Mary Masterson's directorial debut, The Cake Eaters, is a drama in a rainy small town about two families coming to terms with death and misfortune, counterpointed with a young couple tasting love for the first time.
With a protagonist suffering from a degenerative terminal disease, the downbeat setting might scare off younger audiences in search of light entertainment. But Kristen Stewart's performance as stubborn young Georgia - determined to experience love and sex, with an awkward older boy, before it's too late - will rally the critics and give the film a strong and attractive star to market.
Even with Bruce Dern, Elizabeth Ashley, and Jesse L. Martin (from Law And Order) rounding out the cast, foreign interest will likely be minimal.
The film's appeal trumps a script by Jayce Bartok that leaves no cliche unexploited, with bitter homecomings that turn bittersweet through kitchen fights, frank car conversations, sex and tearful scene-ending hugs.
The action turns around Beagle Kimbrough (Stanford), a dishwasher in his twenties, who's buried his mother after a long illness. He's grieving with his butcher father Easy (Dern), when his musician brother (Bartok) returns home, after missing the funeral.
Beagle meets and falls for the more aggressive Georgia (Stewart), whose body shakes when her mother takes softly erotic pictures of her to sell. Boozy, brash and goodhearted grandmother Marg Kaminski (Ashley) is the conciliator - and turns out to have been sleeping with Easy for years.
Georgia's goal, quite simply, is to sleep with Beagle and lose her virginity before she loses her life to her disease, as her mother watches in despair. Stewart brings a remarkable mix of physical awkwardness, emotional composure and fatalism to her character, never playing for simple sadness or rage.
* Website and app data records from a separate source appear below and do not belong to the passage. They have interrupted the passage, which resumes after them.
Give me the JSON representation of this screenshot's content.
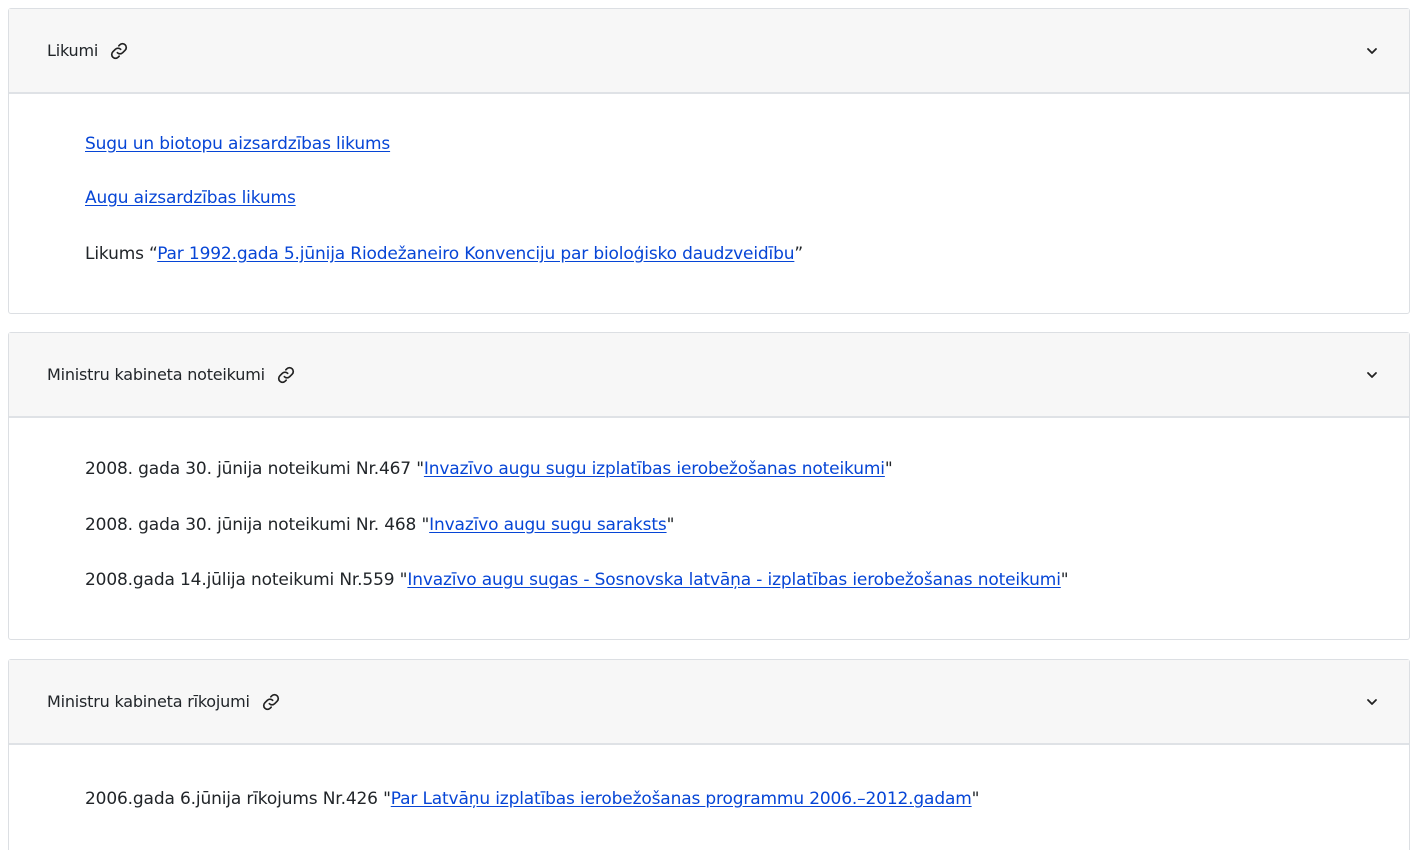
{
  "sections": [
    {
      "title": "Likumi",
      "items": [
        {
          "prefix": "",
          "link": "Sugu un biotopu aizsardzības likums",
          "suffix": ""
        },
        {
          "prefix": "",
          "link": "Augu aizsardzības likums",
          "suffix": ""
        },
        {
          "prefix": "Likums “",
          "link": "Par 1992.gada 5.jūnija Riodežaneiro Konvenciju par bioloģisko daudzveidību",
          "suffix": "”"
        }
      ]
    },
    {
      "title": "Ministru kabineta noteikumi",
      "items": [
        {
          "prefix": "2008. gada 30. jūnija noteikumi Nr.467 \"",
          "link": "Invazīvo augu sugu izplatības ierobežošanas noteikumi",
          "suffix": "\""
        },
        {
          "prefix": "2008. gada 30. jūnija noteikumi Nr. 468 \"",
          "link": "Invazīvo augu sugu saraksts",
          "suffix": "\""
        },
        {
          "prefix": "2008.gada 14.jūlija noteikumi Nr.559 \"",
          "link": "Invazīvo augu sugas - Sosnovska latvāņa - izplatības ierobežošanas noteikumi",
          "suffix": "\""
        }
      ]
    },
    {
      "title": "Ministru kabineta rīkojumi",
      "items": [
        {
          "prefix": "2006.gada 6.jūnija rīkojums Nr.426 \"",
          "link": "Par Latvāņu izplatības ierobežošanas programmu 2006.–2012.gadam",
          "suffix": "\""
        }
      ]
    }
  ],
  "icons": {
    "section_link": "link-icon",
    "section_toggle": "chevron-down-icon"
  },
  "colors": {
    "link": "#0645d6",
    "header_bg": "#f7f7f7",
    "text": "#212529"
  }
}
First-timer Masterson is competent enough in directing her that the film never falls into afternoon drama sentimentality. Regardless of how The Cake Eaters plays, anyone casting serious drama with young characters will be watching Stewart.
As Beagle, Aaron Stanford hits the right tone for twentyish emotional awkwardness. His and Stewart's odd couple looks even odder on his wheezing Vespa.
Bruce Dern and Elizabeth Ashley fill out a cast with predictability, as appropriate to family drama as the homey upstate New York interiors are in David Stein's production design. The drama is not helped by an incidental (and insistent) solo guitar that sounds like dozens of generic soundtracks that have been through Sundance.
The tender young love affair amid domestic sturm und drang makes you think of a similar couple in David Gordon Green's new Snow Angels. Yet when Stewart is on the screen, the film doesn't seem to be borrowing from anyone.
57th & Irving Productions
The 7th Floor
Mary Stuart Masterson
Mary E Freeman
Andrew George Jr
Jesse L Martin